Know the causes
What causes interstitial-nephritis?
Interstitial nephritis is usually caused by medicines, including antibiotics, anti-inflammatory drugs, and diuretics. Other drugs, as well as infections with bacteria and viruses, can also cause it. Rarely, it’s associated with immune system disorders such as lupus, sarcoidosis and Sjogren’s syndrome. Sometimes, the cause is unknown.
Know the risk factors
What increases my risk for interstitial-nephritis?
There are many risk factors for interstitial nephritis, such as:
- Not following doctor’s description in adults.
- Infection in children.
Understand the diagnosis & treatment
The information provided is not a substitute for any medical advice.

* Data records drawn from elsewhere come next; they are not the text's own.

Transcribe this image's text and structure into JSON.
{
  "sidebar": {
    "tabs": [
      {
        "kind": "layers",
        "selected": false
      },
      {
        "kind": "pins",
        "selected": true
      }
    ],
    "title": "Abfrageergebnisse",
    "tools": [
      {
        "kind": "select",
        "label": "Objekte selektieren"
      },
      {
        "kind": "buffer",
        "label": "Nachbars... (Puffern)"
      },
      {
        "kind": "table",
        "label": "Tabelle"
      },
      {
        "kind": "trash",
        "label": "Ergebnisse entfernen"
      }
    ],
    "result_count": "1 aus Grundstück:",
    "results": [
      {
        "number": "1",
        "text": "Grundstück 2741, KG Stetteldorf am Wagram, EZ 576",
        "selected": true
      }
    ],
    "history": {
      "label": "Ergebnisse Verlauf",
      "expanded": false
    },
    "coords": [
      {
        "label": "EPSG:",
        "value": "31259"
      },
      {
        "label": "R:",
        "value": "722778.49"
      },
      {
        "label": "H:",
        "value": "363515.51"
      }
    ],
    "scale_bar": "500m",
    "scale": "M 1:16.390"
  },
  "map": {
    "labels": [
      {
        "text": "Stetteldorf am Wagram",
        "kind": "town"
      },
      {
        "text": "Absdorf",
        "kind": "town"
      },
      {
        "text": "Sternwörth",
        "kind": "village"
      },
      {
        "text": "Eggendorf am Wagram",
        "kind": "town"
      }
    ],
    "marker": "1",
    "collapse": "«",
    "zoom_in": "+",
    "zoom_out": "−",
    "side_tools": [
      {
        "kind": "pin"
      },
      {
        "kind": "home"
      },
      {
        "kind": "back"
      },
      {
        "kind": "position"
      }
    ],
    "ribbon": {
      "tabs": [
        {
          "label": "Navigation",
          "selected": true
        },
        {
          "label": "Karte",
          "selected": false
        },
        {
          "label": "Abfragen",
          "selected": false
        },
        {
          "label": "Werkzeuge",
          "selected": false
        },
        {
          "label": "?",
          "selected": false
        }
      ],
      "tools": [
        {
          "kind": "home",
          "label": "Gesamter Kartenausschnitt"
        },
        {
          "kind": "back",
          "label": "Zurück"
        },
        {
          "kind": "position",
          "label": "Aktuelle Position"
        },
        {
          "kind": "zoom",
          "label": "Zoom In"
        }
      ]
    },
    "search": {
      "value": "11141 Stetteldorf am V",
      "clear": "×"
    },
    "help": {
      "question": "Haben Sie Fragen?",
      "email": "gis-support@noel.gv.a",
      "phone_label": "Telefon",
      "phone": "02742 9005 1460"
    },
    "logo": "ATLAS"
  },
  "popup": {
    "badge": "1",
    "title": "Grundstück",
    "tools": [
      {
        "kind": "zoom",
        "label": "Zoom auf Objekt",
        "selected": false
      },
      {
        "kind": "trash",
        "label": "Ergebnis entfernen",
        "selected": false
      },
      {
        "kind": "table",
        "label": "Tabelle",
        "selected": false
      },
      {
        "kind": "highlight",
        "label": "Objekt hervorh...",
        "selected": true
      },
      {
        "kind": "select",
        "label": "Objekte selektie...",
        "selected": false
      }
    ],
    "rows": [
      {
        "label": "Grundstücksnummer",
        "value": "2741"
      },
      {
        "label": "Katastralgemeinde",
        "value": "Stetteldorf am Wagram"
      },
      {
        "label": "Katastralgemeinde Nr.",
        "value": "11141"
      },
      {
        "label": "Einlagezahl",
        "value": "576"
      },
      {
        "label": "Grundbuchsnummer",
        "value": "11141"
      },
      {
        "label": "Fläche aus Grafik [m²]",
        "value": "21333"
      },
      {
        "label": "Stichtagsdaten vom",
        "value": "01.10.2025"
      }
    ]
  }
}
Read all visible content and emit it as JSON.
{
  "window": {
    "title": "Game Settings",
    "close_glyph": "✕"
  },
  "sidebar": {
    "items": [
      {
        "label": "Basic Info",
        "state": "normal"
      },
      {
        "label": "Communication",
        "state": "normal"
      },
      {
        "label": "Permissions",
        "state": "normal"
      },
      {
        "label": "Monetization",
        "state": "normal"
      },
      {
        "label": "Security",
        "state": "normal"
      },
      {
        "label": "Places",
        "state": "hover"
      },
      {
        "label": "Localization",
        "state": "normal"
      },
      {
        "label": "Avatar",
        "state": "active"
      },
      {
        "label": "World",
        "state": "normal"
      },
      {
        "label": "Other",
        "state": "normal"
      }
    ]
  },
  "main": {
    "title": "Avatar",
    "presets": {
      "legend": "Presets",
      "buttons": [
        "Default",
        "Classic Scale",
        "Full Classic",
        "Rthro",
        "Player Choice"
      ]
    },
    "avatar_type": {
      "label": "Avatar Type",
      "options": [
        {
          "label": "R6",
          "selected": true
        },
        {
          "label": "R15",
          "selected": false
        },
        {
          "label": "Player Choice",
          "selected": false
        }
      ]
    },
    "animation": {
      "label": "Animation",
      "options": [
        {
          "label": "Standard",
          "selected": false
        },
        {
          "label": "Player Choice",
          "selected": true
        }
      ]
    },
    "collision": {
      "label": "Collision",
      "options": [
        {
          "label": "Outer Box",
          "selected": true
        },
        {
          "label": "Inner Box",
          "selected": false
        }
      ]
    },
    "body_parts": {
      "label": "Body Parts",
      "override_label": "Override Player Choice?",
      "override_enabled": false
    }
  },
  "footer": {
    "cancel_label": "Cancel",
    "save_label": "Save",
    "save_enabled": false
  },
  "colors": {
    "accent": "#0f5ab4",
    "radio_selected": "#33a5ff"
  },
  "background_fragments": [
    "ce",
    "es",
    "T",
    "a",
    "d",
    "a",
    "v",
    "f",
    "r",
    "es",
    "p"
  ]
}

ALWAYS consult with your doctor for more information.
How is interstitial-nephritis diagnosed?
Treatment aims to fix failing kidneys and metabolic problems associated with kidney failure (high potassium, low calcium, and high phosphorus levels; low blood counts).
A nephrologist (specialist in kidney disease) may help with care. Treatment also tries to correct the underlying cause. If a drug is causing the acute disorder, the problem drug is stopped. Bacterial infections are treated with an antibiotic. If people don’t respond to initial treatment, corticosteroids such as prednisone may be given. If corticosteroids don’t work, stronger medications such as cyclophosphamide may be tried.
How is interstitial-nephritis treated?
The doctor makes a diagnosis from the medical history, physical examination, and blood and urine tests. The doctor may use ultrasonography, which uses sound waves to get pictures of the kidneys. For an unclear diagnosis, the doctor may want a kidney biopsy. In a biopsy a special needle is inserted in the kidney and a small piece of kidney tissue is removed and examined with a microscope.
Lifestyle changes & home remedies
What are some lifestyle changes or home remedies that can help me manage interstitial-nephritis?
The following lifestyles and home remedies might help you cope with interstitial nephritis:
- Know that most acute disorders get better in a few days after the problem drug is stopped.
- Take your medicines as prescribed.
- understand that about one-third of people with the acute illness will need temporary dialysis.
- Realize that people with persistent (chronic) illness usually have kidney failure and may need permanent dialysis.
If you have any questions, please consult with your doctor to better understand the best solution for you.
Hello Health Group does not provide medical advice, diagnosis or treatment.
Ferri, Fred. Ferri’s Netter Patient
Advisor. Philadelphia, PA: Saunders /
Elsevier, 2012. Download version
Review Date: May 30, 2016 | Last Modified: January 4, 2017